The controversial Goldstone Report, the result of a UN fact finding mission following allegations of human rights violations during the 2008 to 2009 Israel-Gaza conflict, is under scrutiny again. In a column published April 1 in The Washington Post, Richard Goldstone, the South African judge who led the mission, retracted one of the most contested findings of the group’s September 2009 report. “If I had known then what I know now, the Goldstone Report would have been a different document,” he wrote. What findings makes this nonbinding UN report such a flashpoint?
The concept of emergency rule has been at the forefront of much of the Mideast unrest. Some countries have been in a “state of emergency” for decades, long after their citizens felt any threat still existed.
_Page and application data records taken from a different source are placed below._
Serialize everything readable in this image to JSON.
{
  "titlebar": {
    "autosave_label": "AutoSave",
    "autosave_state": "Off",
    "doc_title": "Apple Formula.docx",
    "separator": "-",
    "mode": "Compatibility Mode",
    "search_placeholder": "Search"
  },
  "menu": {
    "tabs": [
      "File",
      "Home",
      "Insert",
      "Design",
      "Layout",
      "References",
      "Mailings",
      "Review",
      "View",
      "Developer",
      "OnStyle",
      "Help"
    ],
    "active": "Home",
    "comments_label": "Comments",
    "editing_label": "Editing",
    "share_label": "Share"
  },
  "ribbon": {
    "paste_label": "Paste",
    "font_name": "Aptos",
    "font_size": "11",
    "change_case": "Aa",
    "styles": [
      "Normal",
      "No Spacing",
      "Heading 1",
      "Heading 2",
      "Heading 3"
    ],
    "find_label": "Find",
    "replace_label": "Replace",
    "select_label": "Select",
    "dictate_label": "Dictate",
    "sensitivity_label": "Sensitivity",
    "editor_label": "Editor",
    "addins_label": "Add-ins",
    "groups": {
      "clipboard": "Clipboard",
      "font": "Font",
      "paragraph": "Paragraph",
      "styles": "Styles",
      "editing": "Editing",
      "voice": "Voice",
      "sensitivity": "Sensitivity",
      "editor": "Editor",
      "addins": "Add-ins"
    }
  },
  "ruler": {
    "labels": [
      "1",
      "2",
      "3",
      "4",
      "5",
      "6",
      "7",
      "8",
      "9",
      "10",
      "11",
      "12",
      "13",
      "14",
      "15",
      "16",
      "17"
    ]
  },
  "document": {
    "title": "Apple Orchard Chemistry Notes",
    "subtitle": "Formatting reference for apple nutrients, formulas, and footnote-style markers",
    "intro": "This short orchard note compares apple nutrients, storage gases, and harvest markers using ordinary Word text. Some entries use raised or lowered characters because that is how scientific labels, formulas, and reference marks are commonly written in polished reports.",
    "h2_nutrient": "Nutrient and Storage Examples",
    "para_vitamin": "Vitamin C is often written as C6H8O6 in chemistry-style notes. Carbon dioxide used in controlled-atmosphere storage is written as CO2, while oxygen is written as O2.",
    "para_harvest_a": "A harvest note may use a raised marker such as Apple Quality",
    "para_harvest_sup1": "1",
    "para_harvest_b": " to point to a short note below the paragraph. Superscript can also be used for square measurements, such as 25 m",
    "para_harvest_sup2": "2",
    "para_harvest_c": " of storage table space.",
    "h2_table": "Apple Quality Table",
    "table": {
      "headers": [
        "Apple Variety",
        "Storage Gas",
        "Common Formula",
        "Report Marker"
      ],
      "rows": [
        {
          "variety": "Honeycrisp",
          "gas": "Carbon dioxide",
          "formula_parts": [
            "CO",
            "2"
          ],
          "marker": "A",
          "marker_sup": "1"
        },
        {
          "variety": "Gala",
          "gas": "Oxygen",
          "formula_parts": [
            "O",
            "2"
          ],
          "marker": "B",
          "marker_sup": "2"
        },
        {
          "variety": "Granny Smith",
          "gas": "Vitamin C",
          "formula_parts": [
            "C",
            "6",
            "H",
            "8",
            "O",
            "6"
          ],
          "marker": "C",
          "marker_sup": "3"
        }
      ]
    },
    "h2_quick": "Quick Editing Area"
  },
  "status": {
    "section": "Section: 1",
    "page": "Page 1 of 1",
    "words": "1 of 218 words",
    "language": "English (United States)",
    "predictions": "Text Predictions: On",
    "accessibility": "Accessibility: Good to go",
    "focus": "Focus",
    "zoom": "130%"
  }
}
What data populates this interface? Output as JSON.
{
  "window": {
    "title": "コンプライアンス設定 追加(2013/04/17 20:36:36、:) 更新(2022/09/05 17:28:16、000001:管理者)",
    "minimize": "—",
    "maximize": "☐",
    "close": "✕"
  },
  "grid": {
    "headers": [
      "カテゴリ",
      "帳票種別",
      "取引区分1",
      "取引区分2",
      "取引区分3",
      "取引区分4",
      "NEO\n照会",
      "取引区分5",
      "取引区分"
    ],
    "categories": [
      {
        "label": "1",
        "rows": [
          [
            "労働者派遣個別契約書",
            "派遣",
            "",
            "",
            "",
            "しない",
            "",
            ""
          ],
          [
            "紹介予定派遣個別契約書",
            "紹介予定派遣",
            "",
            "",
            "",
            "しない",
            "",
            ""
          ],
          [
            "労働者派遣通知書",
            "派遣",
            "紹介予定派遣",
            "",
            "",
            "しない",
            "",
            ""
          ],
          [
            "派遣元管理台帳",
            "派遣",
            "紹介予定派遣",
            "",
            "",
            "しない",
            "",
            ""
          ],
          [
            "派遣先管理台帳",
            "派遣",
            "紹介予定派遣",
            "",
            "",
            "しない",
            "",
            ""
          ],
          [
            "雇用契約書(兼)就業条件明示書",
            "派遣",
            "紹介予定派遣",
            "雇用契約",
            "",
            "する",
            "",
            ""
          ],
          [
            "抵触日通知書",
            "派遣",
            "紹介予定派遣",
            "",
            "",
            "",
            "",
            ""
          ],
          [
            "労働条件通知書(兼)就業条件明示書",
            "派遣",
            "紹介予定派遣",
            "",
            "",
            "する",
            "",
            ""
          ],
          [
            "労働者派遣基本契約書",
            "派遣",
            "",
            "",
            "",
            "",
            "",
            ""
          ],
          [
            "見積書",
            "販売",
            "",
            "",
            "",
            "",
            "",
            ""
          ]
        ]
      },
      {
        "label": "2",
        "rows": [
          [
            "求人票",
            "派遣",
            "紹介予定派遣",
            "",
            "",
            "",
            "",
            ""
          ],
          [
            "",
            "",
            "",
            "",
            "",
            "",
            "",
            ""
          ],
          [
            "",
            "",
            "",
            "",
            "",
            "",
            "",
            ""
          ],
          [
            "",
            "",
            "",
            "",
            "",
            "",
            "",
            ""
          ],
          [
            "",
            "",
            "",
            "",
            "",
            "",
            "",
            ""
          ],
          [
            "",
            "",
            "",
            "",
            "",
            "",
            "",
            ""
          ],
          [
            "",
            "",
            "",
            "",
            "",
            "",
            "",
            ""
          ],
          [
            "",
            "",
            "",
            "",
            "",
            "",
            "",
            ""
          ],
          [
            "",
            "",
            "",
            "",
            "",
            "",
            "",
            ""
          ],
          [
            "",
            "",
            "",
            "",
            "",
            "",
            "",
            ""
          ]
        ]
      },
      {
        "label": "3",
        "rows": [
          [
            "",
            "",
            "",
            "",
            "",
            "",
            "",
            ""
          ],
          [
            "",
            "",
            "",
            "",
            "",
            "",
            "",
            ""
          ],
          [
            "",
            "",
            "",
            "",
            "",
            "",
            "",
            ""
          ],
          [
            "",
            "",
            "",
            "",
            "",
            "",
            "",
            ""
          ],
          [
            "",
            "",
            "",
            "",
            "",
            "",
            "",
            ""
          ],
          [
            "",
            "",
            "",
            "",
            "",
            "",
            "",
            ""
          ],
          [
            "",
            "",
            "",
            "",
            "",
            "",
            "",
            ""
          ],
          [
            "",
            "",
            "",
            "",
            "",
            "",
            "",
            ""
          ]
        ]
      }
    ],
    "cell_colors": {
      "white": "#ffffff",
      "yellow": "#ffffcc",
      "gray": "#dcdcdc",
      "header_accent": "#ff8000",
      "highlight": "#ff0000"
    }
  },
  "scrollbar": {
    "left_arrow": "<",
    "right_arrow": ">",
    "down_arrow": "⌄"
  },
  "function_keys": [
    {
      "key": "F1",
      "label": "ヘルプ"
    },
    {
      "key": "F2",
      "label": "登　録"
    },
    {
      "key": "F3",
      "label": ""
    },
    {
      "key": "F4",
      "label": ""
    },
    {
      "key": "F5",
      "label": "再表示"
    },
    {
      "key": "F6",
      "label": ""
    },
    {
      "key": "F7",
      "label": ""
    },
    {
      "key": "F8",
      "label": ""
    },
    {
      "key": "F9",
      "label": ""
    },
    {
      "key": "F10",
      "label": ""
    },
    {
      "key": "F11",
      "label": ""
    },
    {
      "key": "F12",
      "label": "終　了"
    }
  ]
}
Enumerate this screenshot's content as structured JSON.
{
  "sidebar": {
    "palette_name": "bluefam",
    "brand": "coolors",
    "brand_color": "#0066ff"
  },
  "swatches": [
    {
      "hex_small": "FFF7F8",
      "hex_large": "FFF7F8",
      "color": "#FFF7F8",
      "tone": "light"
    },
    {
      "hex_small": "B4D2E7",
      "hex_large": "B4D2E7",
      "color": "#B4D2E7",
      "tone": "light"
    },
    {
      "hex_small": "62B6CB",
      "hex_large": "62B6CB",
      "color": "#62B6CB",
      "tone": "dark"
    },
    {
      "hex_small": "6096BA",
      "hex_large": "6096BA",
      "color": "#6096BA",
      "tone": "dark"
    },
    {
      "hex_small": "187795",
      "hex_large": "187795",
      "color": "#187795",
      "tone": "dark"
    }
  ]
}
Others have only recently implemented the emergency laws, in an effort to quell uprisings turned too large and violent for the governments to rein in. Although meant to help a country in times of danger, emergency law has sometimes been turned into a political tool.